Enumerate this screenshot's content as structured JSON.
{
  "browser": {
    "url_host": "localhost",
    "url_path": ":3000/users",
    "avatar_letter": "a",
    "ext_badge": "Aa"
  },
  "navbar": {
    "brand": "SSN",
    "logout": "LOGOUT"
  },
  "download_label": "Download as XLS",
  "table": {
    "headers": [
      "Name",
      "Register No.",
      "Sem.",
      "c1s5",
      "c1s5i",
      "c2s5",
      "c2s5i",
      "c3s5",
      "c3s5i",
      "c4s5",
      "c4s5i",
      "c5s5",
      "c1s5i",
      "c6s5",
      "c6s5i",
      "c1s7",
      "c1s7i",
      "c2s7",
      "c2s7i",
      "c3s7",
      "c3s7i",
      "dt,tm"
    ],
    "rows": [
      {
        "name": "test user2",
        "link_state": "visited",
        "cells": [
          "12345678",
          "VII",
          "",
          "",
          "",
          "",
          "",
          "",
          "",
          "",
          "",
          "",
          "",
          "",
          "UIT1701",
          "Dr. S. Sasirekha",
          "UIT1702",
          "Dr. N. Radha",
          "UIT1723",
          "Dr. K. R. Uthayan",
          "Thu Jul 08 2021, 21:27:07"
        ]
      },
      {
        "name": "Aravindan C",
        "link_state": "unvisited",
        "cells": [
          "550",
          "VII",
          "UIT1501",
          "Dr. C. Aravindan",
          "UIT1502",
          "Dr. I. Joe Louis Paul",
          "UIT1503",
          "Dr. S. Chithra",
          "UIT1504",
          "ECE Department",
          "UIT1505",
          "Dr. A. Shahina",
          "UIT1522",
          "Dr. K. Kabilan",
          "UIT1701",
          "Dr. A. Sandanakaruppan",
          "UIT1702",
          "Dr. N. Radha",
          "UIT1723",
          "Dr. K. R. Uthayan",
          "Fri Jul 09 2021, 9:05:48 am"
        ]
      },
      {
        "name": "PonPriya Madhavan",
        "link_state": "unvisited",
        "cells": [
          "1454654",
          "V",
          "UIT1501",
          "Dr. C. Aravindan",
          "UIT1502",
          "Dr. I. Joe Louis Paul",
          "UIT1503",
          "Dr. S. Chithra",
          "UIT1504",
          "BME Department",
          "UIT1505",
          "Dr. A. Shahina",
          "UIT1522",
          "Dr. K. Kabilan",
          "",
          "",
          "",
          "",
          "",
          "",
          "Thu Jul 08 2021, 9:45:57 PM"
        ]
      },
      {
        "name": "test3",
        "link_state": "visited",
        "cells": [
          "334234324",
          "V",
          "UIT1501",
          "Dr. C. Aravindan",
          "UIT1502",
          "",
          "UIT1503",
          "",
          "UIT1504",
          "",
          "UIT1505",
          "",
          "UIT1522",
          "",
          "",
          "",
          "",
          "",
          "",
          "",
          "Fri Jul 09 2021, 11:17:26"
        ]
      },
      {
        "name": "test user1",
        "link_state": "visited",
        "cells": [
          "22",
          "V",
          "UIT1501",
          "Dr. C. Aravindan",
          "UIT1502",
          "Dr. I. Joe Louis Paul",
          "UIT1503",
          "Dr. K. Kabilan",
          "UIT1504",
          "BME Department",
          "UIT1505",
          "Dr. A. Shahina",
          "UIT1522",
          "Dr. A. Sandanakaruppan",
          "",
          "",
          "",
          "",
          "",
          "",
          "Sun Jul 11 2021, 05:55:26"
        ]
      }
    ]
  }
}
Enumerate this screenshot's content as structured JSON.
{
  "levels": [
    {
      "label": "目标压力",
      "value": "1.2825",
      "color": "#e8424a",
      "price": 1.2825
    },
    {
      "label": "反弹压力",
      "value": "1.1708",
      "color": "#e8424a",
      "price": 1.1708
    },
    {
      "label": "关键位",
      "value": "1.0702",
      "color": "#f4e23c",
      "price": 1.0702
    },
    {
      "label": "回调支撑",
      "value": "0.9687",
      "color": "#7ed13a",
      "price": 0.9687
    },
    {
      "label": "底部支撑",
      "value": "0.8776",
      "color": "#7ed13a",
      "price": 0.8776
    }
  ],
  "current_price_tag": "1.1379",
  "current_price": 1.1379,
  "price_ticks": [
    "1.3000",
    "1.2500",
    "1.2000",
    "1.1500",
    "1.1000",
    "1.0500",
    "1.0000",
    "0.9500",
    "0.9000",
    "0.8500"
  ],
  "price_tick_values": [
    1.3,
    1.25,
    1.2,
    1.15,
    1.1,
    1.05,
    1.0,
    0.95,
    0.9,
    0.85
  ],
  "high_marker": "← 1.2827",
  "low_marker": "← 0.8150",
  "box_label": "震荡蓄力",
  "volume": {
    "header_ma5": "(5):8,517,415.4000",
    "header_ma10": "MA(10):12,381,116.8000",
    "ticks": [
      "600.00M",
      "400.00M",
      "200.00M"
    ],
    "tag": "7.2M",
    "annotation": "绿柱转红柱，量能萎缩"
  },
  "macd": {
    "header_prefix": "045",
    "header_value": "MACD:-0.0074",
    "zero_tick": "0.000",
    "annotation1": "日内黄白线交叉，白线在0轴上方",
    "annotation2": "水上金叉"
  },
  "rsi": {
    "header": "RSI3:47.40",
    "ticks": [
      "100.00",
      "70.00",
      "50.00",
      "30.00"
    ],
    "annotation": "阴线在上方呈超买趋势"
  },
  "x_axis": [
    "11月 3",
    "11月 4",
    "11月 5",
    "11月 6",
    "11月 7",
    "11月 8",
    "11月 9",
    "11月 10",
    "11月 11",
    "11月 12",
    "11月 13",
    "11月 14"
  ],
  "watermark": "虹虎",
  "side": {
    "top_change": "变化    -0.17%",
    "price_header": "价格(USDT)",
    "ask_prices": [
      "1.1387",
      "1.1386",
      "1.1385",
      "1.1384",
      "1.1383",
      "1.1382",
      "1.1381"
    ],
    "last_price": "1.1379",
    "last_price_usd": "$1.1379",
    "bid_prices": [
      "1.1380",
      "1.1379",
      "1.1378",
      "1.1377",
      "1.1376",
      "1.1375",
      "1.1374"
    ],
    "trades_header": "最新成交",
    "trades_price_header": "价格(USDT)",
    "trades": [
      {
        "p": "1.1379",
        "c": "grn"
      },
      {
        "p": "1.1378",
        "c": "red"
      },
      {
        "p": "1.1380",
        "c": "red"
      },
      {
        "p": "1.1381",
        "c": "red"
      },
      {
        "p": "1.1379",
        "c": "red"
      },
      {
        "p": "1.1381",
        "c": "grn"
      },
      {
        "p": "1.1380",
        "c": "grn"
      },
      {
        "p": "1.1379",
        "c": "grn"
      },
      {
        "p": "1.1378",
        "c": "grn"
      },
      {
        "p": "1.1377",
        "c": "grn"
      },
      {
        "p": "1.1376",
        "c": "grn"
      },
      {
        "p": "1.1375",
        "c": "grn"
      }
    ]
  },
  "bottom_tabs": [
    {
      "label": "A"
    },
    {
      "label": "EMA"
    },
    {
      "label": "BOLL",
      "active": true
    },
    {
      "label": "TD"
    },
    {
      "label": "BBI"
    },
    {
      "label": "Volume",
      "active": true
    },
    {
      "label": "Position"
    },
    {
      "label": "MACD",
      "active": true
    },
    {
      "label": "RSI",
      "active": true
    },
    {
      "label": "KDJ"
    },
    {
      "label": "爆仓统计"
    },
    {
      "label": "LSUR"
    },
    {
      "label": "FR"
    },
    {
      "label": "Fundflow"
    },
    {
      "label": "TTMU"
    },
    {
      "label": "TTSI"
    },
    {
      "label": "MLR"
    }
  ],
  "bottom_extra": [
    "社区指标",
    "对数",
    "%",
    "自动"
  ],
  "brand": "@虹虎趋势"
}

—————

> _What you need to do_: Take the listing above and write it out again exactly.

> _Answer space_:
Enumerate this screenshot's content as structured JSON.
{
  "browser": {
    "url_host": "localhost",
    "url_path": ":3000/users",
    "avatar_letter": "a",
    "ext_badge": "Aa"
  },
  "navbar": {
    "brand": "SSN",
    "logout": "LOGOUT"
  },
  "download_label": "Download as XLS",
  "table": {
    "headers": [
      "Name",
      "Register No.",
      "Sem.",
      "c1s5",
      "c1s5i",
      "c2s5",
      "c2s5i",
      "c3s5",
      "c3s5i",
      "c4s5",
      "c4s5i",
      "c5s5",
      "c1s5i",
      "c6s5",
      "c6s5i",
      "c1s7",
      "c1s7i",
      "c2s7",
      "c2s7i",
      "c3s7",
      "c3s7i",
      "dt,tm"
    ],
    "rows": [
      {
        "name": "test user2",
        "link_state": "visited",
        "cells": [
          "12345678",
          "VII",
          "",
          "",
          "",
          "",
          "",
          "",
          "",
          "",
          "",
          "",
          "",
          "",
          "UIT1701",
          "Dr. S. Sasirekha",
          "UIT1702",
          "Dr. N. Radha",
          "UIT1723",
          "Dr. K. R. Uthayan",
          "Thu Jul 08 2021, 21:27:07"
        ]
      },
      {
        "name": "Aravindan C",
        "link_state": "unvisited",
        "cells": [
          "550",
          "VII",
          "UIT1501",
          "Dr. C. Aravindan",
          "UIT1502",
          "Dr. I. Joe Louis Paul",
          "UIT1503",
          "Dr. S. Chithra",
          "UIT1504",
          "ECE Department",
          "UIT1505",
          "Dr. A. Shahina",
          "UIT1522",
          "Dr. K. Kabilan",
          "UIT1701",
          "Dr. A. Sandanakaruppan",
          "UIT1702",
          "Dr. N. Radha",
          "UIT1723",
          "Dr. K. R. Uthayan",
          "Fri Jul 09 2021, 9:05:48 am"
        ]
      },
      {
        "name": "PonPriya Madhavan",
        "link_state": "unvisited",
        "cells": [
          "1454654",
          "V",
          "UIT1501",
          "Dr. C. Aravindan",
          "UIT1502",
          "Dr. I. Joe Louis Paul",
          "UIT1503",
          "Dr. S. Chithra",
          "UIT1504",
          "BME Department",
          "UIT1505",
          "Dr. A. Shahina",
          "UIT1522",
          "Dr. K. Kabilan",
          "",
          "",
          "",
          "",
          "",
          "",
          "Thu Jul 08 2021, 9:45:57 PM"
        ]
      },
      {
        "name": "test3",
        "link_state": "visited",
        "cells": [
          "334234324",
          "V",
          "UIT1501",
          "Dr. C. Aravindan",
          "UIT1502",
          "",
          "UIT1503",
          "",
          "UIT1504",
          "",
          "UIT1505",
          "",
          "UIT1522",
          "",
          "",
          "",
          "",
          "",
          "",
          "",
          "Fri Jul 09 2021, 11:17:26"
        ]
      },
      {
        "name": "test user1",
        "link_state": "visited",
        "cells": [
          "22",
          "V",
          "UIT1501",
          "Dr. C. Aravindan",
          "UIT1502",
          "Dr. I. Joe Louis Paul",
          "UIT1503",
          "Dr. K. Kabilan",
          "UIT1504",
          "BME Department",
          "UIT1505",
          "Dr. A. Shahina",
          "UIT1522",
          "Dr. A. Sandanakaruppan",
          "",
          "",
          "",
          "",
          "",
          "",
          "Sun Jul 11 2021, 05:55:26"
        ]
      }
    ]
  }
}
Enumerate this screenshot's content as structured JSON.
{
  "levels": [
    {
      "label": "目标压力",
      "value": "1.2825",
      "color": "#e8424a",
      "price": 1.2825
    },
    {
      "label": "反弹压力",
      "value": "1.1708",
      "color": "#e8424a",
      "price": 1.1708
    },
    {
      "label": "关键位",
      "value": "1.0702",
      "color": "#f4e23c",
      "price": 1.0702
    },
    {
      "label": "回调支撑",
      "value": "0.9687",
      "color": "#7ed13a",
      "price": 0.9687
    },
    {
      "label": "底部支撑",
      "value": "0.8776",
      "color": "#7ed13a",
      "price": 0.8776
    }
  ],
  "current_price_tag": "1.1379",
  "current_price": 1.1379,
  "price_ticks": [
    "1.3000",
    "1.2500",
    "1.2000",
    "1.1500",
    "1.1000",
    "1.0500",
    "1.0000",
    "0.9500",
    "0.9000",
    "0.8500"
  ],
  "price_tick_values": [
    1.3,
    1.25,
    1.2,
    1.15,
    1.1,
    1.05,
    1.0,
    0.95,
    0.9,
    0.85
  ],
  "high_marker": "← 1.2827",
  "low_marker": "← 0.8150",
  "box_label": "震荡蓄力",
  "volume": {
    "header_ma5": "(5):8,517,415.4000",
    "header_ma10": "MA(10):12,381,116.8000",
    "ticks": [
      "600.00M",
      "400.00M",
      "200.00M"
    ],
    "tag": "7.2M",
    "annotation": "绿柱转红柱，量能萎缩"
  },
  "macd": {
    "header_prefix": "045",
    "header_value": "MACD:-0.0074",
    "zero_tick": "0.000",
    "annotation1": "日内黄白线交叉，白线在0轴上方",
    "annotation2": "水上金叉"
  },
  "rsi": {
    "header": "RSI3:47.40",
    "ticks": [
      "100.00",
      "70.00",
      "50.00",
      "30.00"
    ],
    "annotation": "阴线在上方呈超买趋势"
  },
  "x_axis": [
    "11月 3",
    "11月 4",
    "11月 5",
    "11月 6",
    "11月 7",
    "11月 8",
    "11月 9",
    "11月 10",
    "11月 11",
    "11月 12",
    "11月 13",
    "11月 14"
  ],
  "watermark": "虹虎",
  "side": {
    "top_change": "变化    -0.17%",
    "price_header": "价格(USDT)",
    "ask_prices": [
      "1.1387",
      "1.1386",
      "1.1385",
      "1.1384",
      "1.1383",
      "1.1382",
      "1.1381"
    ],
    "last_price": "1.1379",
    "last_price_usd": "$1.1379",
    "bid_prices": [
      "1.1380",
      "1.1379",
      "1.1378",
      "1.1377",
      "1.1376",
      "1.1375",
      "1.1374"
    ],
    "trades_header": "最新成交",
    "trades_price_header": "价格(USDT)",
    "trades": [
      {
        "p": "1.1379",
        "c": "grn"
      },
      {
        "p": "1.1378",
        "c": "red"
      },
      {
        "p": "1.1380",
        "c": "red"
      },
      {
        "p": "1.1381",
        "c": "red"
      },
      {
        "p": "1.1379",
        "c": "red"
      },
      {
        "p": "1.1381",
        "c": "grn"
      },
      {
        "p": "1.1380",
        "c": "grn"
      },
      {
        "p": "1.1379",
        "c": "grn"
      },
      {
        "p": "1.1378",
        "c": "grn"
      },
      {
        "p": "1.1377",
        "c": "grn"
      },
      {
        "p": "1.1376",
        "c": "grn"
      },
      {
        "p": "1.1375",
        "c": "grn"
      }
    ]
  },
  "bottom_tabs": [
    {
      "label": "A"
    },
    {
      "label": "EMA"
    },
    {
      "label": "BOLL",
      "active": true
    },
    {
      "label": "TD"
    },
    {
      "label": "BBI"
    },
    {
      "label": "Volume",
      "active": true
    },
    {
      "label": "Position"
    },
    {
      "label": "MACD",
      "active": true
    },
    {
      "label": "RSI",
      "active": true
    },
    {
      "label": "KDJ"
    },
    {
      "label": "爆仓统计"
    },
    {
      "label": "LSUR"
    },
    {
      "label": "FR"
    },
    {
      "label": "Fundflow"
    },
    {
      "label": "TTMU"
    },
    {
      "label": "TTSI"
    },
    {
      "label": "MLR"
    }
  ],
  "bottom_extra": [
    "社区指标",
    "对数",
    "%",
    "自动"
  ],
  "brand": "@虹虎趋势"
}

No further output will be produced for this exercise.